_Work order_
Write out the listing verbatim. No pictures belong in it.

+++

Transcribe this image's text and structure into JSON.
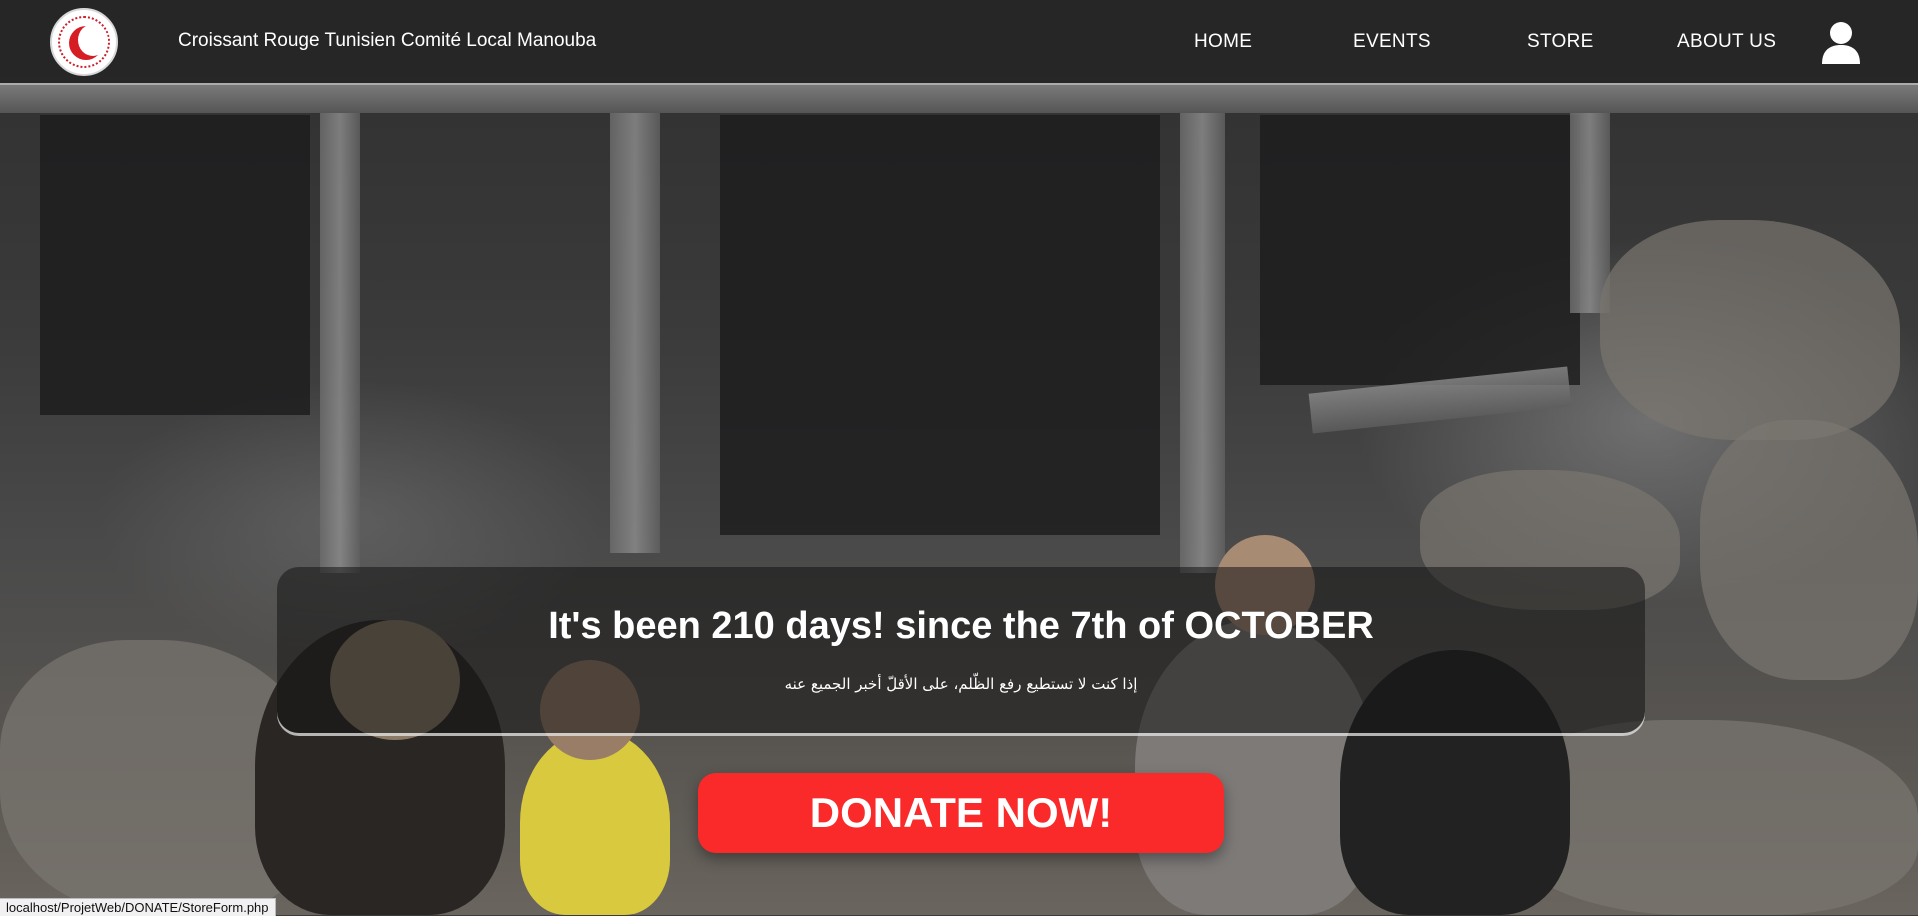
{
  "navbar": {
    "brand": "Croissant Rouge Tunisien Comité Local Manouba",
    "links": [
      {
        "label": "HOME"
      },
      {
        "label": "EVENTS"
      },
      {
        "label": "STORE"
      },
      {
        "label": "ABOUT US"
      }
    ],
    "logo_icon": "red-crescent-logo-icon",
    "user_icon": "user-icon"
  },
  "banner": {
    "title": "It's been 210 days! since the 7th of OCTOBER",
    "subtitle": "إذا كنت لا تستطيع رفع الظّلم، على الأقلّ أخبر الجميع عنه"
  },
  "cta": {
    "donate_label": "DONATE NOW!"
  },
  "status_bar": {
    "url": "localhost/ProjetWeb/DONATE/StoreForm.php"
  },
  "colors": {
    "accent": "#fb2a2a",
    "navbar_bg": "#232323"
  }
}
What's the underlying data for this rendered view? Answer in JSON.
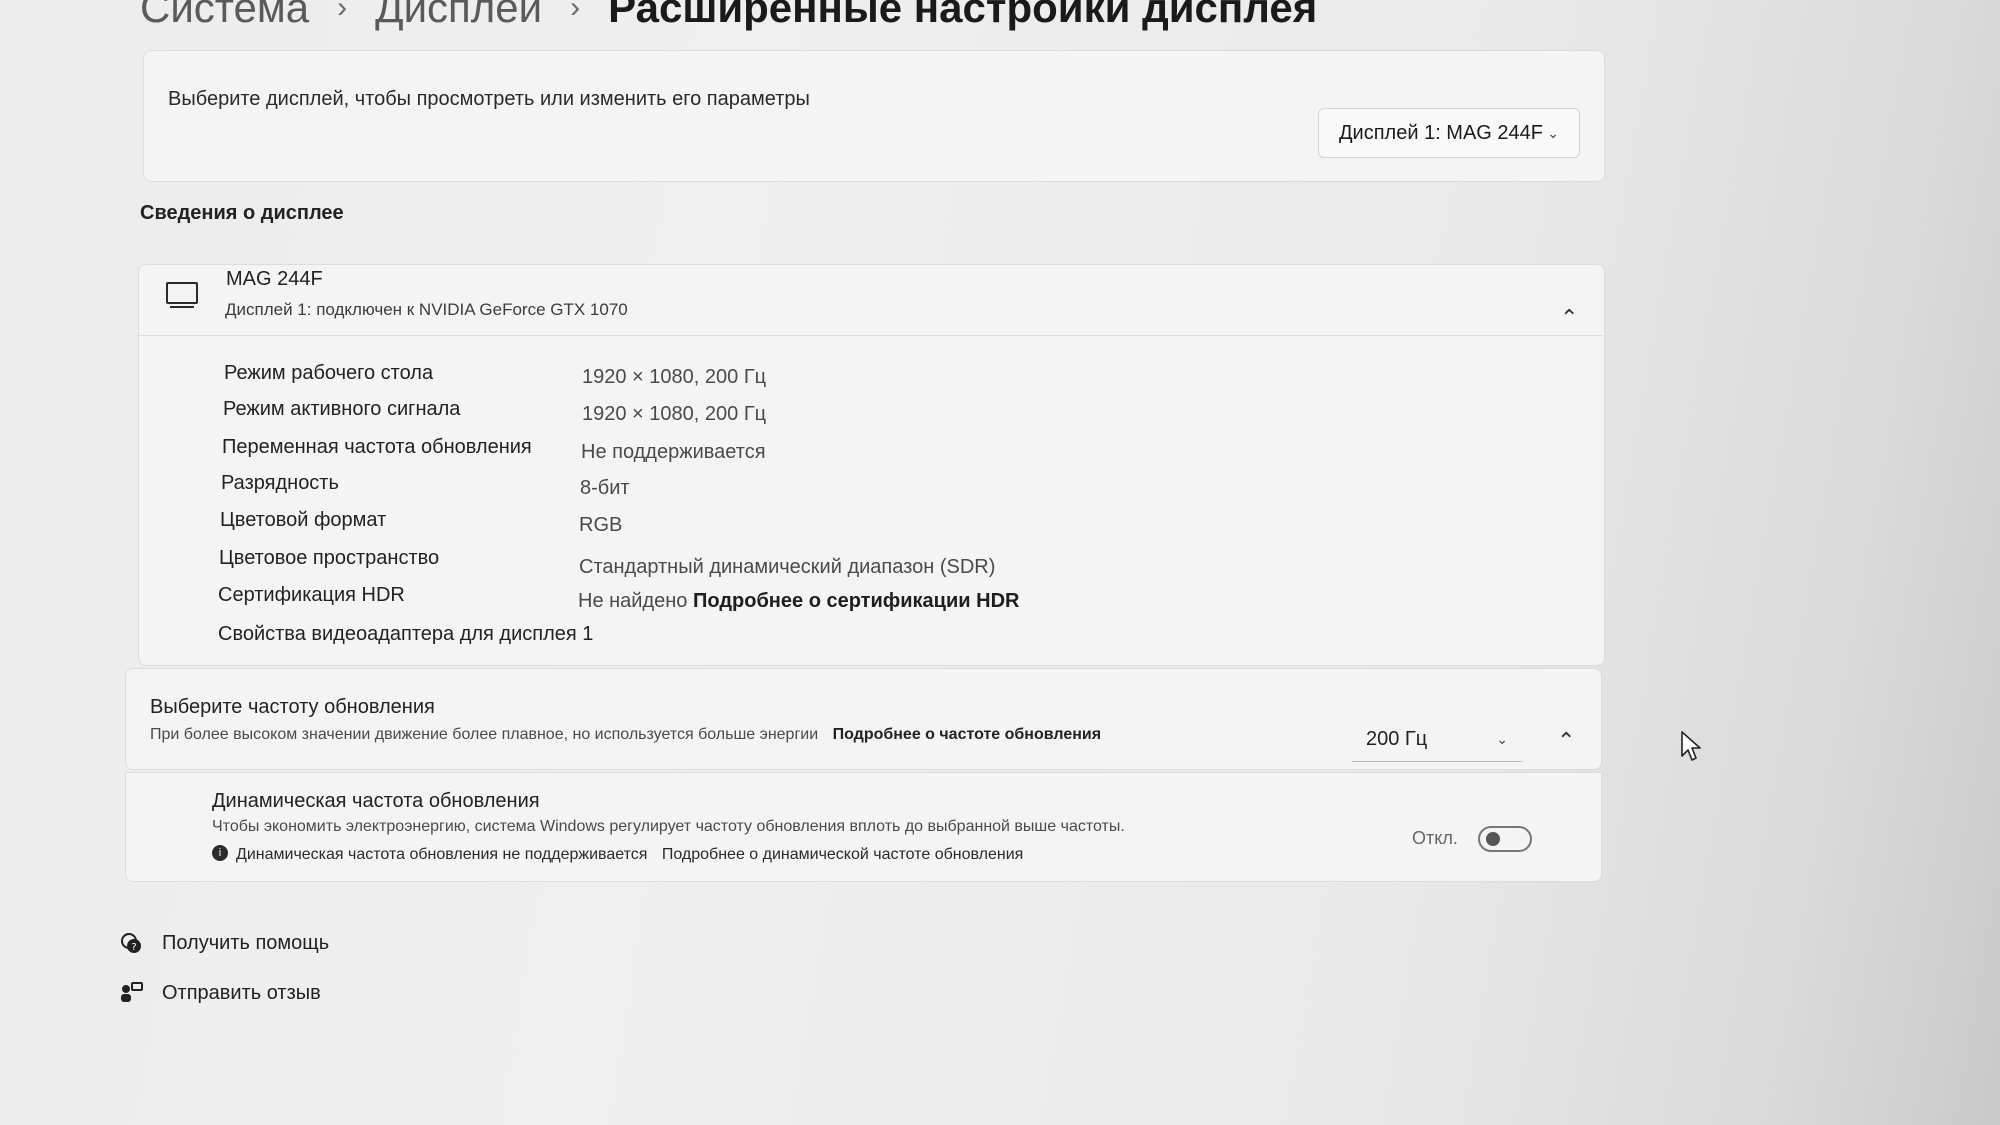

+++

_Answer to this problem_
Transcribe this image's text and structure into JSON.
{
  "navbar": {
    "brand": "Croissant Rouge Tunisien Comité Local Manouba",
    "links": [
      {
        "label": "HOME"
      },
      {
        "label": "EVENTS"
      },
      {
        "label": "STORE"
      },
      {
        "label": "ABOUT US"
      }
    ],
    "logo_icon": "red-crescent-logo-icon",
    "user_icon": "user-icon"
  },
  "banner": {
    "title": "It's been 210 days! since the 7th of OCTOBER",
    "subtitle": "إذا كنت لا تستطيع رفع الظّلم، على الأقلّ أخبر الجميع عنه"
  },
  "cta": {
    "donate_label": "DONATE NOW!"
  },
  "status_bar": {
    "url": "localhost/ProjetWeb/DONATE/StoreForm.php"
  },
  "colors": {
    "accent": "#fb2a2a",
    "navbar_bg": "#232323"
  }
}
What's the underlying data for this rendered view? Answer in JSON.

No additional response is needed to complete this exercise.